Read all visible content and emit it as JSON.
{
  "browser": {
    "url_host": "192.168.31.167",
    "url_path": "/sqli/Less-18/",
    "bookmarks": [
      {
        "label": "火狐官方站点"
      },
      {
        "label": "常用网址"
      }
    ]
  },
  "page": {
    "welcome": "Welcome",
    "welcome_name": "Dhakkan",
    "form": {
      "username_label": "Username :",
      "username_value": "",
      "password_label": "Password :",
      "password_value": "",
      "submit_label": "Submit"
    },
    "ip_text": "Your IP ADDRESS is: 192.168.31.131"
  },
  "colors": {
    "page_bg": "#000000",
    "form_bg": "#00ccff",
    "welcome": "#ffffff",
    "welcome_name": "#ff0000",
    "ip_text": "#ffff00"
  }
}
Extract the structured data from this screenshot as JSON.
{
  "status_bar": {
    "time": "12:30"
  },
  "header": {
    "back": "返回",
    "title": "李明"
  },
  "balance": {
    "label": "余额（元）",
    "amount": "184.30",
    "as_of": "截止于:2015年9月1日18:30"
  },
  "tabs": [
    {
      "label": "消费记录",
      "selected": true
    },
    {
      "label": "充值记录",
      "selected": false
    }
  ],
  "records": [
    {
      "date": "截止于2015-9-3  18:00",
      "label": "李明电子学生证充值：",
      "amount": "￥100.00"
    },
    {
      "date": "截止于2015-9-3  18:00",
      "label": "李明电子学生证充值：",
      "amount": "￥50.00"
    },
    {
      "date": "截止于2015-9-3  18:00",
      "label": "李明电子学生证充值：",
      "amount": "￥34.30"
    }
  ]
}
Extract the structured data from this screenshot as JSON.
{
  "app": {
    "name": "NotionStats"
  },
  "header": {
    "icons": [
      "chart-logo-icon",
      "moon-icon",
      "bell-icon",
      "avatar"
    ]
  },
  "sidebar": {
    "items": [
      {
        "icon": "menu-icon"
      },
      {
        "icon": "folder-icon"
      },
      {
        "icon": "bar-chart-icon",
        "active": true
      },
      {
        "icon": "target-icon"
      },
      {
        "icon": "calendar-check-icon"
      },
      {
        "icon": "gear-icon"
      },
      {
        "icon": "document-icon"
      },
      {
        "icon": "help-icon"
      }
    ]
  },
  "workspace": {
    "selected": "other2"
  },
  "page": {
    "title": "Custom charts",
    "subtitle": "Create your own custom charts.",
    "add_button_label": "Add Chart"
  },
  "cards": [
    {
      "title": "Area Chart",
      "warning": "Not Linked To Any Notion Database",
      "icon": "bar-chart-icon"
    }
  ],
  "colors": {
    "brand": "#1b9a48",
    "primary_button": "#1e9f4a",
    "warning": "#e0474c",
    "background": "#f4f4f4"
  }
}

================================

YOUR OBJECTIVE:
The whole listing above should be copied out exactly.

EXERCISE SOLUTION:
Read all visible content and emit it as JSON.
{
  "browser": {
    "url_host": "192.168.31.167",
    "url_path": "/sqli/Less-18/",
    "bookmarks": [
      {
        "label": "火狐官方站点"
      },
      {
        "label": "常用网址"
      }
    ]
  },
  "page": {
    "welcome": "Welcome",
    "welcome_name": "Dhakkan",
    "form": {
      "username_label": "Username :",
      "username_value": "",
      "password_label": "Password :",
      "password_value": "",
      "submit_label": "Submit"
    },
    "ip_text": "Your IP ADDRESS is: 192.168.31.131"
  },
  "colors": {
    "page_bg": "#000000",
    "form_bg": "#00ccff",
    "welcome": "#ffffff",
    "welcome_name": "#ff0000",
    "ip_text": "#ffff00"
  }
}
Extract the structured data from this screenshot as JSON.
{
  "status_bar": {
    "time": "12:30"
  },
  "header": {
    "back": "返回",
    "title": "李明"
  },
  "balance": {
    "label": "余额（元）",
    "amount": "184.30",
    "as_of": "截止于:2015年9月1日18:30"
  },
  "tabs": [
    {
      "label": "消费记录",
      "selected": true
    },
    {
      "label": "充值记录",
      "selected": false
    }
  ],
  "records": [
    {
      "date": "截止于2015-9-3  18:00",
      "label": "李明电子学生证充值：",
      "amount": "￥100.00"
    },
    {
      "date": "截止于2015-9-3  18:00",
      "label": "李明电子学生证充值：",
      "amount": "￥50.00"
    },
    {
      "date": "截止于2015-9-3  18:00",
      "label": "李明电子学生证充值：",
      "amount": "￥34.30"
    }
  ]
}
Extract the structured data from this screenshot as JSON.
{
  "app": {
    "name": "NotionStats"
  },
  "header": {
    "icons": [
      "chart-logo-icon",
      "moon-icon",
      "bell-icon",
      "avatar"
    ]
  },
  "sidebar": {
    "items": [
      {
        "icon": "menu-icon"
      },
      {
        "icon": "folder-icon"
      },
      {
        "icon": "bar-chart-icon",
        "active": true
      },
      {
        "icon": "target-icon"
      },
      {
        "icon": "calendar-check-icon"
      },
      {
        "icon": "gear-icon"
      },
      {
        "icon": "document-icon"
      },
      {
        "icon": "help-icon"
      }
    ]
  },
  "workspace": {
    "selected": "other2"
  },
  "page": {
    "title": "Custom charts",
    "subtitle": "Create your own custom charts.",
    "add_button_label": "Add Chart"
  },
  "cards": [
    {
      "title": "Area Chart",
      "warning": "Not Linked To Any Notion Database",
      "icon": "bar-chart-icon"
    }
  ],
  "colors": {
    "brand": "#1b9a48",
    "primary_button": "#1e9f4a",
    "warning": "#e0474c",
    "background": "#f4f4f4"
  }
}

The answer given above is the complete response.